The survey was conducted as part of the Hardin County Vision Project and Schmidt said he sent the survey to more than 100 community leaders with a roughly 73 percent response rate.
Through the survey, Schmidt found the majority of respondents felt unification should be studied, but Palmer said he wanted a breakdown of where those surveyed were located to ensure Radcliff was properly represented. Palmer asked for demographics and specific names of respondents, but Schmidt declined to release either. In response, Palmer said the survey was useless without substantiation.
Howard did not return calls seeking comment for this story, but said Friday he attempted to schedule a formal presentation with Radcliff City Council. The city, he said, did not show interest in the meeting.
Duvall on Monday said the issue is now dead with the council.
“We will be opting out of any further discussion of unified local government,” he said.
On another note, the council placed One Knox under its magnifying glass again Monday and expressed verbal consent to pull funding to the organization.
Councilman Stan Holmes broached the issue and said he does not see how the city benefits from the service and could be invested elsewhere. The majority of the council supported Holmes’ assertion.
Councilman Don Shaw said One Knox benefited the city during the Base Realignment and Closure initiative as it courted military civilians to the area, but Shaw said circumstances have changed.
“BRAC is over now.
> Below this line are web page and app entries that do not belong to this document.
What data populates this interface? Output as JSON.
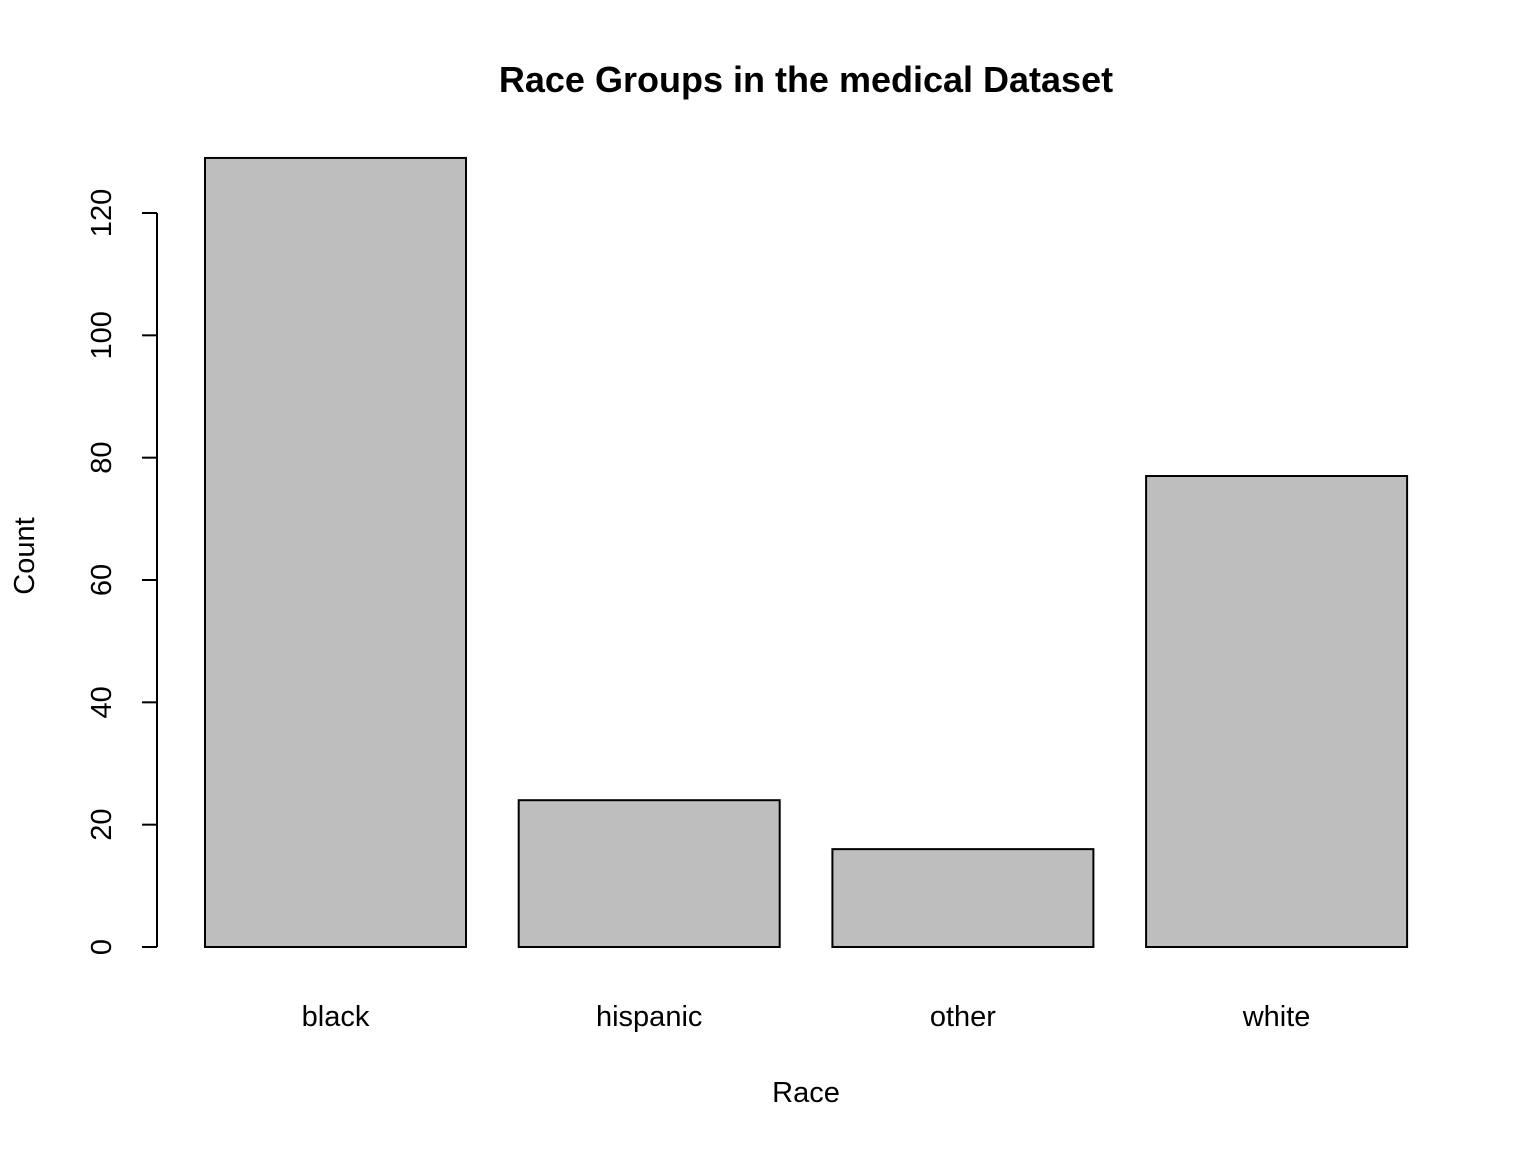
{
  "chart_data": {
    "type": "bar",
    "title": "Race Groups in the medical Dataset",
    "xlabel": "Race",
    "ylabel": "Count",
    "categories": [
      "black",
      "hispanic",
      "other",
      "white"
    ],
    "values": [
      129,
      24,
      16,
      77
    ],
    "ylim": [
      0,
      129
    ],
    "yticks": [
      0,
      20,
      40,
      60,
      80,
      100,
      120
    ],
    "ytick_labels": [
      "0",
      "20",
      "40",
      "60",
      "80",
      "100",
      "120"
    ],
    "bar_color": "#bebebe",
    "bar_border_color": "#000000",
    "grid": false,
    "legend": "none"
  }
}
Let’s get on with it,” he said.
The city had budgeted $10,000 this year for One Knox, and Chief Financial Officer Chance Fox said the city has supplied One Knox with $82,000 since the 2005-06 fiscal year.
Councilwoman Barbara Baker said it is time to pull the plug.
“I don’t see $82,000 coming back to us,” she said.
Brad Richardson, executive director of One Knox and the Hardin County Chamber of Commerce, was not pleased with the decision.
“I’m very disappointed,” Richardson said. “They have been an integral part of One Knox since it was formed in 2006. There have been many infrastructure improvements that have benefited directly Radcliff and northern Hardin County.”
Richardson said One Knox helped lead the initiative to secure $251 million in BRAC-related road, water and sewer projects and about $45 million in direct projects in Radcliff, including wastewater improvements, Radcliff Elementary School, the Bullion Boulevard connector and improvements to Wilson Road.
“(It’s) pretty clear that One Knox has been valuable,” Richardson said.
Richardson also said Fort Knox officials have indicated they prefer a single point of reference for various governments and business organizations, and it has benefited local interactions with state government.
Palmer has questioned One Knox’s impact, but he told the council it should thank the organization for its contributions and cut ties.
Fox said the city is billed quarterly by One Knox, so he would need to speak with the Lincoln Trail Area Development District, which oversees the organization, about the city’s plan to pull funding.
The council also has scrutinized the $30,000 provided annually to the North Hardin Economic Development Authority, also directed by Richardson. However, it did not indicate immediate plans to strip money to that organization Monday.
IN OTHER NEWS
Councilman Edward Palmer has scheduled a town hall forum at 6:30 p.m. Thursday at Sign of the Dove Church, 1189 Sunset Drive, in Radcliff. Palmer said the forum is an opportunity for residents to directly engage him with questions and concerns about the city and its future.
Marty Finley can be reached at (270) 505-1762 or email@example.com.